"Threw a lot of pitches early in the game. And that kind of set the tone," Thornton said. "I was getting behind in counts, didn’t execute my pitches as well as I’d like to. I thought I made some bad pitches in some untimely situations. And when I would get ahead, I would throw things that were too far out of the zone. Like, not even tempting. So, I mean, I just don’t think I was very good today."
Again, a learning experience. Thornton was trying to follow the game plan and lean on his fastball Wednesday, particularly up in the zone and inside to a Yankees lineup that can be susceptible to pitches like that. But he simply didn’t have his best command. Just look at his pitch chart. He was either missing badly out of the zone, or missing badly on the plate.
Meanwhile, New York’s efforts to wear Thornton down succeeded. After sitting 94-95 with his fastball through his first two innings, Thornton’s final eight fastballs over his third and fourth averaged 92.1.
As his fastball lost effectiveness, Thornton started going away from it, which was the opposite of his plan. And with his breaking stuff not performing particularly well on the afternoon either, he wasn’t able to find a way to extend his outing beyond 3.1 innings. Now, he’ll go back and look at the film, discuss what happened with Blue Jays pitching coach Pete Walker, and figure out what he can take away from it and carry forward.
"It’s a big learning curve. I’ve gone through some ups and downs — I’m just trying to be a little bit more consistent every time out," Thornton said. "Not get too high, not get too low. And then make the adjustments that I need to be making."
Wednesday was the ninth time Danny Jansen’s caught Thornton this season. He was also behind the plate for his last two outings in Boston and Houston, when the right-hander was at his best. Jansen doesn’t think there was that much difference in the way Thornton pitched in any of the outings. Some tough battles with tough hitters, a wrong pitch at a wrong time.
But that’s how thin the margin for error can be in the majors. Particularly against an elite lineup like New York’s. Jansen figured they’d devised a solid game plan coming into the start, and still felt that way afterwards. Maybe it would have worked out differently on another day. Separating the results from the process like that is part of the learning curve Thornton was talking about.
"This is a team where you can get on them with fastballs. So, we tried exploiting that. They just laid off some tough, close pitches inside — they battled. And Trent did, too. I thought he did a good job today. I mean, the kid went out there and battled his heart out," Jansen said. "You see him developing. He’s really grown. You see him now really mixing in cutters on both sides. His fastball’s kind of developing a little two-seam in on guys. And then just a good mix of his slider and his curveball. He’s got a good mix. And right now he’s just continually figuring out how best to use it."
Remember, these are the kind of growth starts Thornton was meant to be having in triple-A, before the Blue Jays rotation collapsed and he ended up pitching the second-most innings on the team through the season’s first half. Thornton was supposed to be learning these lessons against minor-leaguers, not against a top-five MLB offence.
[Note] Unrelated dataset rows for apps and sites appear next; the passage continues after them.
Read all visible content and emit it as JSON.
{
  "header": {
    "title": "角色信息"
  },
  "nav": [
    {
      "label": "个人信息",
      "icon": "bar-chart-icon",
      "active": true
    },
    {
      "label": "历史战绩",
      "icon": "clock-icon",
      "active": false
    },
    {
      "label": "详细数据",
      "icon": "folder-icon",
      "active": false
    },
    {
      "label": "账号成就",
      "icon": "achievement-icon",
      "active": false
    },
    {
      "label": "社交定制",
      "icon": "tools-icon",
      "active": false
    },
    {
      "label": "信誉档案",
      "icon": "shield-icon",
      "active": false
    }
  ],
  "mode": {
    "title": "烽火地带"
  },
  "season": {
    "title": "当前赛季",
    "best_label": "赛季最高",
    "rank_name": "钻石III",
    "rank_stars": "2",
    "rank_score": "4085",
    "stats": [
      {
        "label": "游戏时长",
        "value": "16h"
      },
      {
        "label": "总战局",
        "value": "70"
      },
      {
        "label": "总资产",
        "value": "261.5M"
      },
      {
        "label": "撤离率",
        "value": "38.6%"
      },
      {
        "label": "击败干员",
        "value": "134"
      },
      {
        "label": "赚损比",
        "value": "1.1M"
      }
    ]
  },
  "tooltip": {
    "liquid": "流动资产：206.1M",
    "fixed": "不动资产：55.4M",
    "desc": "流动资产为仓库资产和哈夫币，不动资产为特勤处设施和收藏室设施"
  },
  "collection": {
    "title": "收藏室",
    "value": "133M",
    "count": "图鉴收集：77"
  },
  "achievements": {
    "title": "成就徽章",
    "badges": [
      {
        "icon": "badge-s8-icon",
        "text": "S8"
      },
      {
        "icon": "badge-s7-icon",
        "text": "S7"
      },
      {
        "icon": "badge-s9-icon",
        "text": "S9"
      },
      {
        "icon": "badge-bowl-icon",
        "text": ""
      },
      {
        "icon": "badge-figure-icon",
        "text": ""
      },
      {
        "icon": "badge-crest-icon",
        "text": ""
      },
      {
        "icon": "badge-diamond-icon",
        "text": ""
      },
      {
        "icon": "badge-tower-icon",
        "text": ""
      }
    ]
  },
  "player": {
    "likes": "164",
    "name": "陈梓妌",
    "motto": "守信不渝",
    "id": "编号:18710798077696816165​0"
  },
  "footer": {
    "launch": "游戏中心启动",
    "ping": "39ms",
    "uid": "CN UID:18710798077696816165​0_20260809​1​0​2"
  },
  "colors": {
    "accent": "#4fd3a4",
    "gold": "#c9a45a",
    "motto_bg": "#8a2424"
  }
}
But if this Blue Jays season is about anything, it’s testing young players in the majors, allowing them to gain experience, and letting them learn from their mistakes. Thornton’s done all of the above over his first handful of big-league starts. He’s shown his team a lot. And how he learns and bounces back from Wednesday’s rough ride will show even more.
"It’s just a kid, man. And he’s a tough kid, you know? He’s getting used to pitching in the big leagues and he knows what he needs to do now," Montoyo was saying before the game. "For a young guy, first time in the big leagues? The kid deserves a lot of credit for what he’s doing."